Using the data that follows, state the number of lines holding the word "Новый", and give no other output.

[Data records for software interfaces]

--

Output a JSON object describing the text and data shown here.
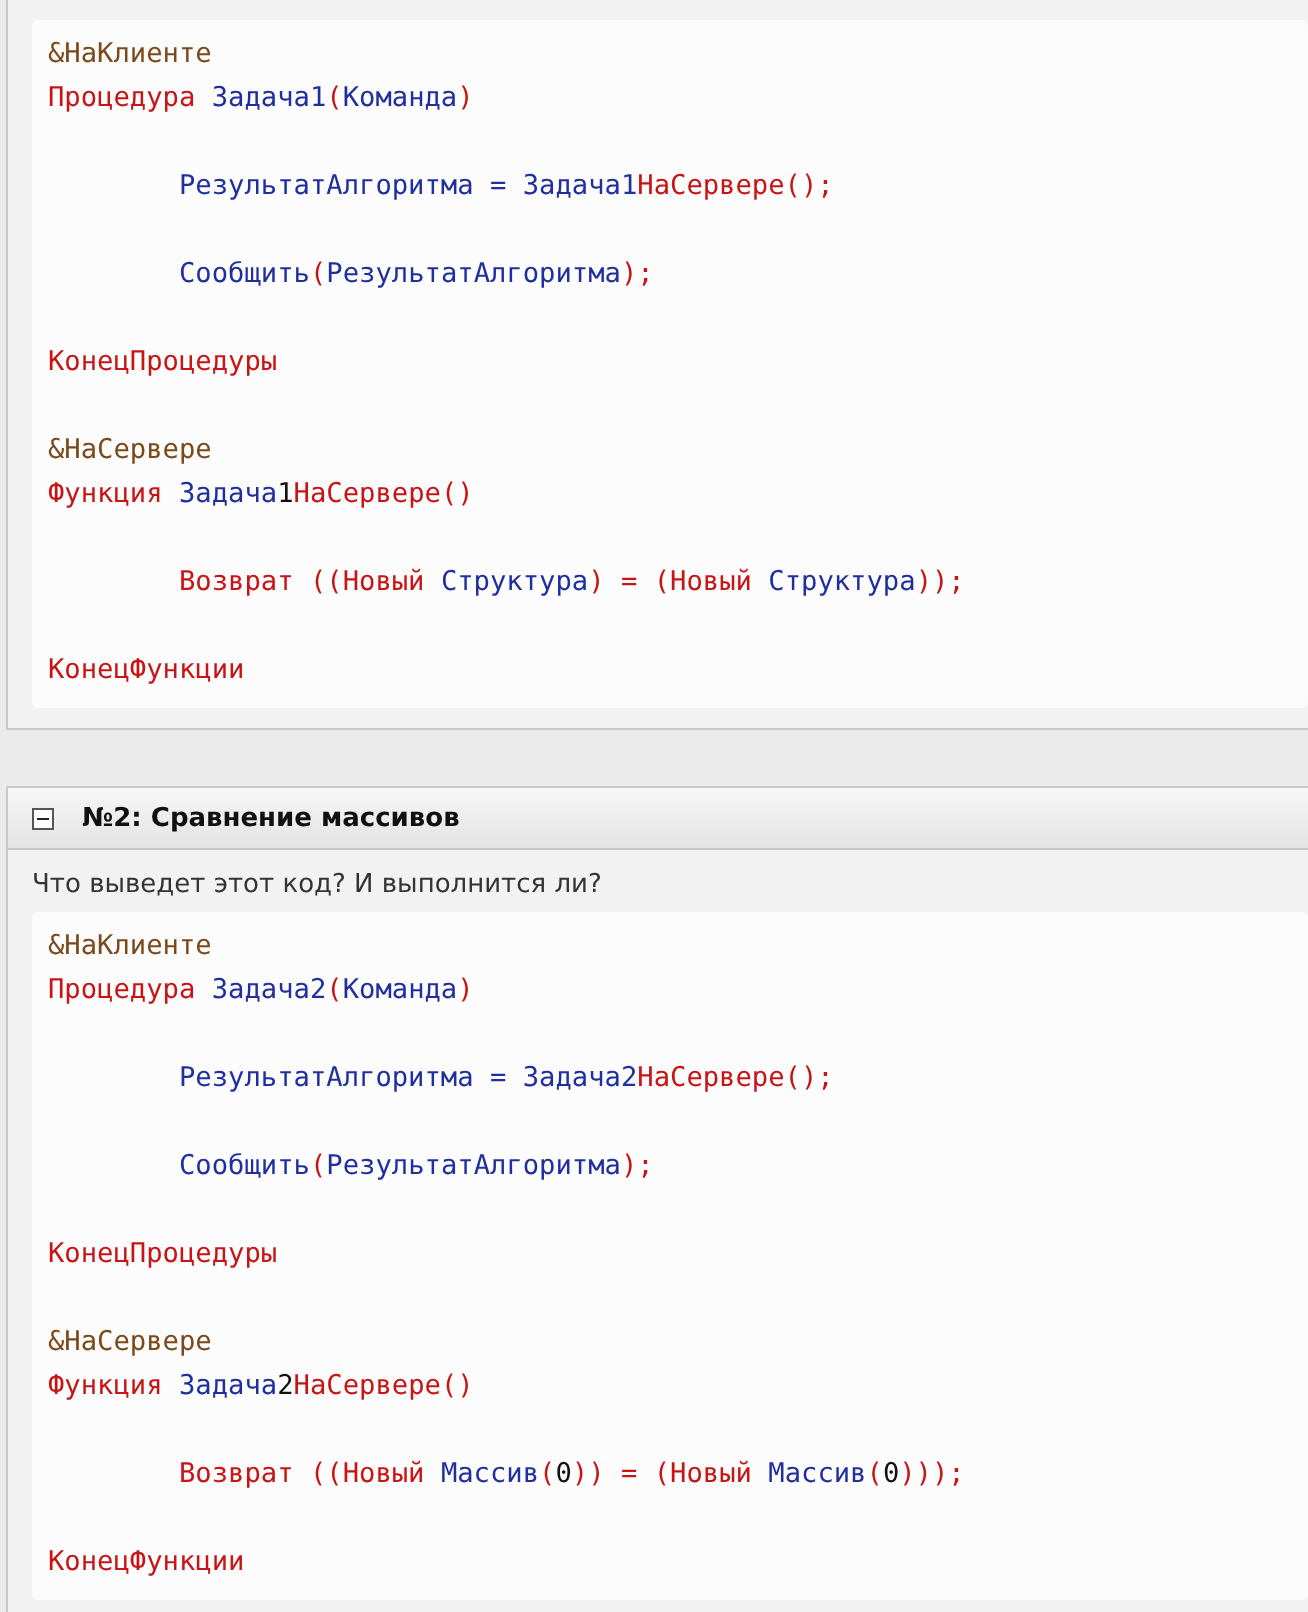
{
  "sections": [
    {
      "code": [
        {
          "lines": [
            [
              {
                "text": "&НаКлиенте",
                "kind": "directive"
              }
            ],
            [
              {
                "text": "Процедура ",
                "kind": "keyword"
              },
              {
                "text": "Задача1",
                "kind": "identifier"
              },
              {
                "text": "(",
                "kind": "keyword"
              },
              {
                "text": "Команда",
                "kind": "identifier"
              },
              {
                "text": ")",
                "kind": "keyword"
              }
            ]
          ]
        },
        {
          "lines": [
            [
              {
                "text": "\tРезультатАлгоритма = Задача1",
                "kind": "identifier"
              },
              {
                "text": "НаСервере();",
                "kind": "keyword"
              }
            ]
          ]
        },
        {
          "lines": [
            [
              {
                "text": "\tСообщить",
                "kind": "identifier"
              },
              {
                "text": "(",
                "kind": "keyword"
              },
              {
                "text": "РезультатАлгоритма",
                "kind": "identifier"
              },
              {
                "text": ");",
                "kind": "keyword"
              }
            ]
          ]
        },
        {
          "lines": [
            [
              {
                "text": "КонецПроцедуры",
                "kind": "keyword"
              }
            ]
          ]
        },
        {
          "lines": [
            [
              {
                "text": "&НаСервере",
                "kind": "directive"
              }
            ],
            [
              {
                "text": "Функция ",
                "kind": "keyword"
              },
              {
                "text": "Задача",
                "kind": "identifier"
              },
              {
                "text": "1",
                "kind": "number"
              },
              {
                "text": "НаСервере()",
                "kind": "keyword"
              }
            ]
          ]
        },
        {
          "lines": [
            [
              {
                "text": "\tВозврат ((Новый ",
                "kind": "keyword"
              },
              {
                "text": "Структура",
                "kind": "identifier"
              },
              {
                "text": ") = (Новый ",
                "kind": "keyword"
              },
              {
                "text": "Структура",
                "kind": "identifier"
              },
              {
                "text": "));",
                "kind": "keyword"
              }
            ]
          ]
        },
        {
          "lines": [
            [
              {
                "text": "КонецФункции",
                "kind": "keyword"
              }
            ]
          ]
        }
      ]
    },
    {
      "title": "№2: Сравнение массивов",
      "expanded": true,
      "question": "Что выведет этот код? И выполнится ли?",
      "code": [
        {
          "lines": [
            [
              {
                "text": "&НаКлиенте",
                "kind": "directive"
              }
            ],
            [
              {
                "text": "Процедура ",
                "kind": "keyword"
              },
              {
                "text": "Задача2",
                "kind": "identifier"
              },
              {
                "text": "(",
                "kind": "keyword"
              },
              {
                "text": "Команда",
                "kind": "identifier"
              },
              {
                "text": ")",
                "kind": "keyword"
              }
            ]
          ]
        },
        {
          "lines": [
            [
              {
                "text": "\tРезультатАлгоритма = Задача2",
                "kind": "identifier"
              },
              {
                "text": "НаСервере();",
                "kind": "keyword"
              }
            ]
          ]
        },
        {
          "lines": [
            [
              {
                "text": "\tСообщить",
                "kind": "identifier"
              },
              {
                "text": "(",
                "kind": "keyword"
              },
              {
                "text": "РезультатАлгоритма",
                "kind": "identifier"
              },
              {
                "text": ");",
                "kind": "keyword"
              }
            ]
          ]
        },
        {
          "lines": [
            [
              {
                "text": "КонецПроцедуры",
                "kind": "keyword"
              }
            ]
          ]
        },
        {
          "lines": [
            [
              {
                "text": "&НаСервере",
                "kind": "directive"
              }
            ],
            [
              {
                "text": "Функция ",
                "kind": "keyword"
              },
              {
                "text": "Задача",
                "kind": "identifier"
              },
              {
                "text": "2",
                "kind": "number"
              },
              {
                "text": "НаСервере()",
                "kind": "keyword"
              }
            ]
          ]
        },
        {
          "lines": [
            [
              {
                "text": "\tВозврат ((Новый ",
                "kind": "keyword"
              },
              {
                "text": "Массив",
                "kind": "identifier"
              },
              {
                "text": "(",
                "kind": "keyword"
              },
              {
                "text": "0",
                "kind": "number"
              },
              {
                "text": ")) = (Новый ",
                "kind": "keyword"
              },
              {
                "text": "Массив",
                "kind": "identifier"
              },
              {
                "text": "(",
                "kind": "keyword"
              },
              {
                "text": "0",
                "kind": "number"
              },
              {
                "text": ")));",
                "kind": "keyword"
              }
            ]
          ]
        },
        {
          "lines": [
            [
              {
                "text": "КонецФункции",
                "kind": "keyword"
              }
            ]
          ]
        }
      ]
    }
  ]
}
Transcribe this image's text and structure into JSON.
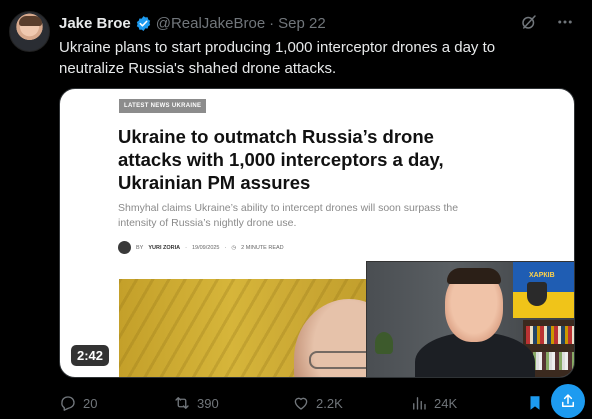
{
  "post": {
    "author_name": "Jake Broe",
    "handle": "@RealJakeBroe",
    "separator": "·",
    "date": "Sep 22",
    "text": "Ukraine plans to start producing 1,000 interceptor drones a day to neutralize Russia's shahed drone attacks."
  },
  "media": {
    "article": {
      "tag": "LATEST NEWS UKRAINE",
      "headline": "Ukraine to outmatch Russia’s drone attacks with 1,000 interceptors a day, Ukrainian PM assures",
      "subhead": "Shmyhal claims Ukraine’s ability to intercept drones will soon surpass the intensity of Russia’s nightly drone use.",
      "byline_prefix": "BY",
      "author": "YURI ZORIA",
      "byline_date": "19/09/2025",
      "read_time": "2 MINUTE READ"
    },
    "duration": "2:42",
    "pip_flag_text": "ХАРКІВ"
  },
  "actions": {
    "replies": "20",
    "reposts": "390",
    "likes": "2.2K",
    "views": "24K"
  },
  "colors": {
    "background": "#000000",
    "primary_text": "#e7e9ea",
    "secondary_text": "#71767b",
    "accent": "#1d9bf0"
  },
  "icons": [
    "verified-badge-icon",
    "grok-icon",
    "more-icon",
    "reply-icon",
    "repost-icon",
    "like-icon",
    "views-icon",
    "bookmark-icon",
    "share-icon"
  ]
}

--

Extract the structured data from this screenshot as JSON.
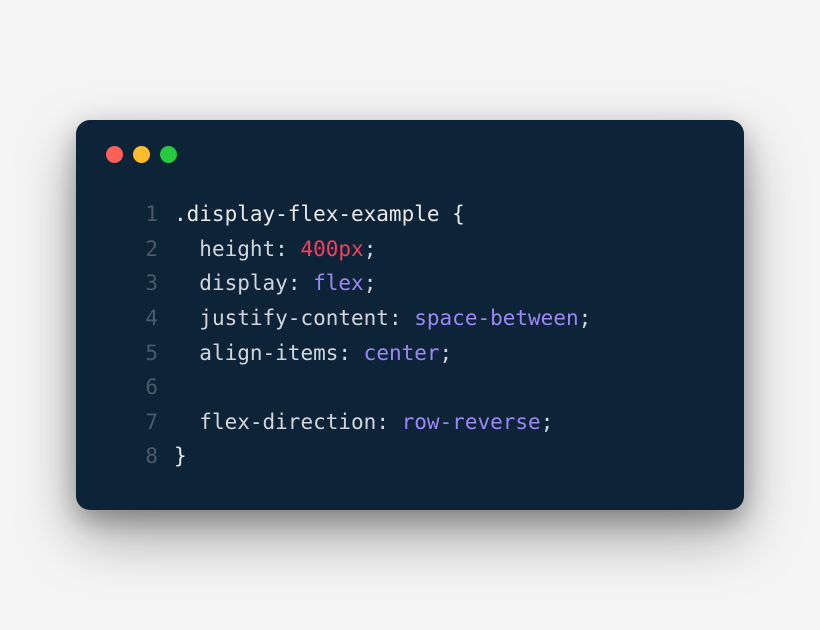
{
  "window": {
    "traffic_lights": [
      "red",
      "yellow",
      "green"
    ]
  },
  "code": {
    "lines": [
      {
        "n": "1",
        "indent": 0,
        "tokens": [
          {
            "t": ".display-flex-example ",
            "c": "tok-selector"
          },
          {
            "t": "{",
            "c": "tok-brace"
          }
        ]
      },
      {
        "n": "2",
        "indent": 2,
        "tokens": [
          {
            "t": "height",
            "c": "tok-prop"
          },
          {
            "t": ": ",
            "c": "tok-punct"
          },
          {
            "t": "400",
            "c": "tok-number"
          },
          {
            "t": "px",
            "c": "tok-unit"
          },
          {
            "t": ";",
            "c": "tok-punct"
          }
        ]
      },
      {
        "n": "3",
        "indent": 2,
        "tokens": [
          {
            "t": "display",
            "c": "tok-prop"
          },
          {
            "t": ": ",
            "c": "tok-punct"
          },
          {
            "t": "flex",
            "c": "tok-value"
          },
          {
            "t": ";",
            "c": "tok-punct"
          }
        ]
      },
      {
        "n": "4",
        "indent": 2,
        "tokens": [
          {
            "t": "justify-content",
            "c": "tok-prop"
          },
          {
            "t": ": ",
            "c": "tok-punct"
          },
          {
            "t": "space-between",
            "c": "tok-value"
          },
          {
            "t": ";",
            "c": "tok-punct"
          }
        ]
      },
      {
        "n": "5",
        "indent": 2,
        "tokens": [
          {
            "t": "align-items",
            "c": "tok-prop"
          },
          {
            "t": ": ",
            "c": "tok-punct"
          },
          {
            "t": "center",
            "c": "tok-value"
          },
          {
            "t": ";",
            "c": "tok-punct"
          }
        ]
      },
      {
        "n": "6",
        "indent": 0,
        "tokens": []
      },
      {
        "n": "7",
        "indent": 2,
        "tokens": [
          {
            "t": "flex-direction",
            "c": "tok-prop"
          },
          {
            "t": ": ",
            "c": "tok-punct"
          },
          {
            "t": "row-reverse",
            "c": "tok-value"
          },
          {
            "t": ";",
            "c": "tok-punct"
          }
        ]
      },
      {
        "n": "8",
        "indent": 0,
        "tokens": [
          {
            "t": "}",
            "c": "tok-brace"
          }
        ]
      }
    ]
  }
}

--

Exercise output: 4